**Work to be completed:** Collect every line below that contains the word "Writing".

**Task inputs:**

____

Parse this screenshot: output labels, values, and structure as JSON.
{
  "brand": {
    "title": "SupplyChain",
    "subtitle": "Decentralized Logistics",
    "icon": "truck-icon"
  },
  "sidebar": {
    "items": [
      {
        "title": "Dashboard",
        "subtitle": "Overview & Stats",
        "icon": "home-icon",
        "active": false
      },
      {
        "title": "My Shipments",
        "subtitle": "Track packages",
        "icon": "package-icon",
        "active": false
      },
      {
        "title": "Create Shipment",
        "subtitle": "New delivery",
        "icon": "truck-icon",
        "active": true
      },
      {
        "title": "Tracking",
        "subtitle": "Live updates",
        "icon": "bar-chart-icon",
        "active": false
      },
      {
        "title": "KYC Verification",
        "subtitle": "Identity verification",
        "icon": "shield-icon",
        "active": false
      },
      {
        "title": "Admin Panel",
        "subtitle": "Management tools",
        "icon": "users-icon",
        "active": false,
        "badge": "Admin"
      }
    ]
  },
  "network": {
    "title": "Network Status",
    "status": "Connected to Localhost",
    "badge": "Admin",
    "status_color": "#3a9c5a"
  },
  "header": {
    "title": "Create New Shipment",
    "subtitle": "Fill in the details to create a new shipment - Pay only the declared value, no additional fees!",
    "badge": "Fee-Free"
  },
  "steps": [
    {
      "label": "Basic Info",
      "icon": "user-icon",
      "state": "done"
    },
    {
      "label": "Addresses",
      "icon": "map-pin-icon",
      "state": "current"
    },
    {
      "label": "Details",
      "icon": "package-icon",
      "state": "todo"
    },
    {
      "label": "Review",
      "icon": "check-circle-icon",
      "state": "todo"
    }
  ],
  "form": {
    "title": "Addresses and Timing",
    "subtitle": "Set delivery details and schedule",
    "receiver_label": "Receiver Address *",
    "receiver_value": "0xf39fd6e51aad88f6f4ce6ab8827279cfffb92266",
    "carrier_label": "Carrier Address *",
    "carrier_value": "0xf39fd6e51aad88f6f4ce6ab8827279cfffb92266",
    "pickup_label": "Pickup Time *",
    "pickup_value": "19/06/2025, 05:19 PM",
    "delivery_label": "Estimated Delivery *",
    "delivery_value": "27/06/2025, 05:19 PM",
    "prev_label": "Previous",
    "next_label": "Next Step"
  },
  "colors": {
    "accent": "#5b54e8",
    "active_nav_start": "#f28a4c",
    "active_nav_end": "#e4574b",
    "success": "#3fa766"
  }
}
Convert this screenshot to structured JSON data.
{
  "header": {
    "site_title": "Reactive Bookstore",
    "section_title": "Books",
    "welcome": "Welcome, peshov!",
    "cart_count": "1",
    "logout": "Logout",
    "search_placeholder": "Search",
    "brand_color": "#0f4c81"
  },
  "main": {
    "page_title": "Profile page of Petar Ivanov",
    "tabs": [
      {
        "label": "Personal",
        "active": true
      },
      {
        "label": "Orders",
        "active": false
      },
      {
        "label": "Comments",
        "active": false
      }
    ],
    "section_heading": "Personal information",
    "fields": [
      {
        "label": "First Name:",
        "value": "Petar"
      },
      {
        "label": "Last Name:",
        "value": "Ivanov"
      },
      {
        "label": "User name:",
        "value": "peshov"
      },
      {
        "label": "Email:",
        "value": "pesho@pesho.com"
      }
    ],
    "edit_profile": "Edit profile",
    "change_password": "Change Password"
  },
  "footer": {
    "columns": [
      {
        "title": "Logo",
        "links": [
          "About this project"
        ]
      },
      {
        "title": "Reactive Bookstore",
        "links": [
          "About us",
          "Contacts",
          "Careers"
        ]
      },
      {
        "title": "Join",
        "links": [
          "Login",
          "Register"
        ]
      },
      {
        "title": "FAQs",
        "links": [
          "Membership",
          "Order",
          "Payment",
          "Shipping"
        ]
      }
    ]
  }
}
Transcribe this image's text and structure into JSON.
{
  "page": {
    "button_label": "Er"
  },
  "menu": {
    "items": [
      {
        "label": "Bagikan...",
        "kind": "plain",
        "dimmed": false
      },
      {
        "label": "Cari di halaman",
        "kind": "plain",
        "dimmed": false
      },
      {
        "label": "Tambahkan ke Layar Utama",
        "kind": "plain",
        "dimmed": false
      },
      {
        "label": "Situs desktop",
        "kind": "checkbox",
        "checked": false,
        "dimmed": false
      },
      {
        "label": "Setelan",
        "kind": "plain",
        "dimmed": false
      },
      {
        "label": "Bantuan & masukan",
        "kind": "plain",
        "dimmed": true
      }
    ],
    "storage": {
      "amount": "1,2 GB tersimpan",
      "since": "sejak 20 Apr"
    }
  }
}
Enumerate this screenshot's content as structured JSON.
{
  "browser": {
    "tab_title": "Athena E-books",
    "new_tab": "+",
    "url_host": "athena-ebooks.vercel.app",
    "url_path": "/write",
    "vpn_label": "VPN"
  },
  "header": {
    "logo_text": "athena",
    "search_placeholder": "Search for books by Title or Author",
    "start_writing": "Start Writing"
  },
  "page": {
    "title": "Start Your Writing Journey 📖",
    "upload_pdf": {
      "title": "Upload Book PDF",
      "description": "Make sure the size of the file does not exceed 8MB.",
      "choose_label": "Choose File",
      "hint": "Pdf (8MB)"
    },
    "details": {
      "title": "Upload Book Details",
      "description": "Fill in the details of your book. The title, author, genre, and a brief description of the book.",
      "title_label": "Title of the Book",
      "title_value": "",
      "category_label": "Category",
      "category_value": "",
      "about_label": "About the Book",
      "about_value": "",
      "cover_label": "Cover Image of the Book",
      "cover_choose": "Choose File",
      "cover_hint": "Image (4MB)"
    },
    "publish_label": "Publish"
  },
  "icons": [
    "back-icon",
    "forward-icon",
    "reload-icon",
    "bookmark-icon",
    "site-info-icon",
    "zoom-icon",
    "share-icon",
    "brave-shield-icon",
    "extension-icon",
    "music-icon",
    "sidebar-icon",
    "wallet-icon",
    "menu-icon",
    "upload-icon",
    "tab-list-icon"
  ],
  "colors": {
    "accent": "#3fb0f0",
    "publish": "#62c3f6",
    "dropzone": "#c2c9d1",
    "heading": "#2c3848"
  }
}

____

**Reply:**
    "start_writing": "Start Writing"
    "title": "Start Your Writing Journey 📖",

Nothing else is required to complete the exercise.